91E0 Alluvial forests with Alnus glutinosa and Fraxinus excelsior (Alno-Padion, Alnion incanae, Salicion albae) 91F0 Riparian mixed forests of Quercus robur, Ulmus laevis and Ulmus minor, Fraxinus excelsior or Fraxinus angustifolia, along the great rivers (Ulmenion minoris)

Animal species:

Cerambyx cerdo

Lucanus cervus


A description of the subjects of protection within the site

Galio-Carpinetum oak-hornbeam forests

The great capricorn beetle and stag beetle are one of the greatest representatives of entomofauna in Europe. Both species are associated with old deciduous forest stands, they mostly inhabit the stately oaks. The biggest threat for both species of beetles is cutting stately trees as a result of forest management or removing old specimens of trees. The habitats in the Lasy Barucickie Natura 2000 site are mainly oak-hornbeam and beech forests. This type of forest communities provide a place of occurrence of many protected species, including the great capricorn beetle and deer stag. Particularly noteworthy is the occurrence in the area riparian forests, so-called priority habitats. These habitats are located mainly in heavily irrigated areas near rivers and water reservoirs. They are characterized by high biodiversity, while they are also of great retention importance.

More facts:

….. the name of the stag beetle comes from the resemblance of the male’s mandibles to the horns of a stag. The stag beetle is a highly sexually dimorphic species, meaning that males and females don’t look alike.

….. great capricorn beetle is a species of beetle in the longhorn family. The name originates from typically extremely long antennae, which can get significantly longer than the beetle’s body. Capricorn larvae feed on wood, creating a huge paths with section which is often greater than the thickness of the adult human finger.

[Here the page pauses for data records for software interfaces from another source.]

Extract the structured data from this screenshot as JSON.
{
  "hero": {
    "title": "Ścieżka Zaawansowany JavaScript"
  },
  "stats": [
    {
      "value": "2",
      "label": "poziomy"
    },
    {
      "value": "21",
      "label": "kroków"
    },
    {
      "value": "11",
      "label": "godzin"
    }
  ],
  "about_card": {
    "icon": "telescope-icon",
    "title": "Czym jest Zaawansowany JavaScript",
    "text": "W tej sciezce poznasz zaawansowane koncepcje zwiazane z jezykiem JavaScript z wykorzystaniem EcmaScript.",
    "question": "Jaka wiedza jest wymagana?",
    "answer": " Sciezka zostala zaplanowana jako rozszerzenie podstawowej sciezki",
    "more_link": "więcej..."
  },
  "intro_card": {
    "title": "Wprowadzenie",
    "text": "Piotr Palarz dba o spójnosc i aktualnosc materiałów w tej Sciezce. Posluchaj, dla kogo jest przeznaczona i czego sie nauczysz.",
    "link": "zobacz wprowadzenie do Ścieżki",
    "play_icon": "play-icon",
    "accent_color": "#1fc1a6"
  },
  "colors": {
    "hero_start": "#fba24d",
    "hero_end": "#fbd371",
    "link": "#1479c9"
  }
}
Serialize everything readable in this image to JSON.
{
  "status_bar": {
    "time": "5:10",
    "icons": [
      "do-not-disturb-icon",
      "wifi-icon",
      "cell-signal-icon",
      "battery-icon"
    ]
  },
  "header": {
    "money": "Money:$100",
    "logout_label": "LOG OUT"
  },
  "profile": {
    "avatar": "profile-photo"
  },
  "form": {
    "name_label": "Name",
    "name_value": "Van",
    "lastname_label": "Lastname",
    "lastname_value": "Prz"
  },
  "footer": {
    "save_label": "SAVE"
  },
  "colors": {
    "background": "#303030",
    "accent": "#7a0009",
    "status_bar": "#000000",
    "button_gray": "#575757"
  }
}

….. bog woodland and riparian forests are one of the least numerous types of forest communities. They usually occur in river valleys and natural depressions, where they can endure prolonged flooding. Around many rivers riparian forests have been removed in connection with the regulation of river bed.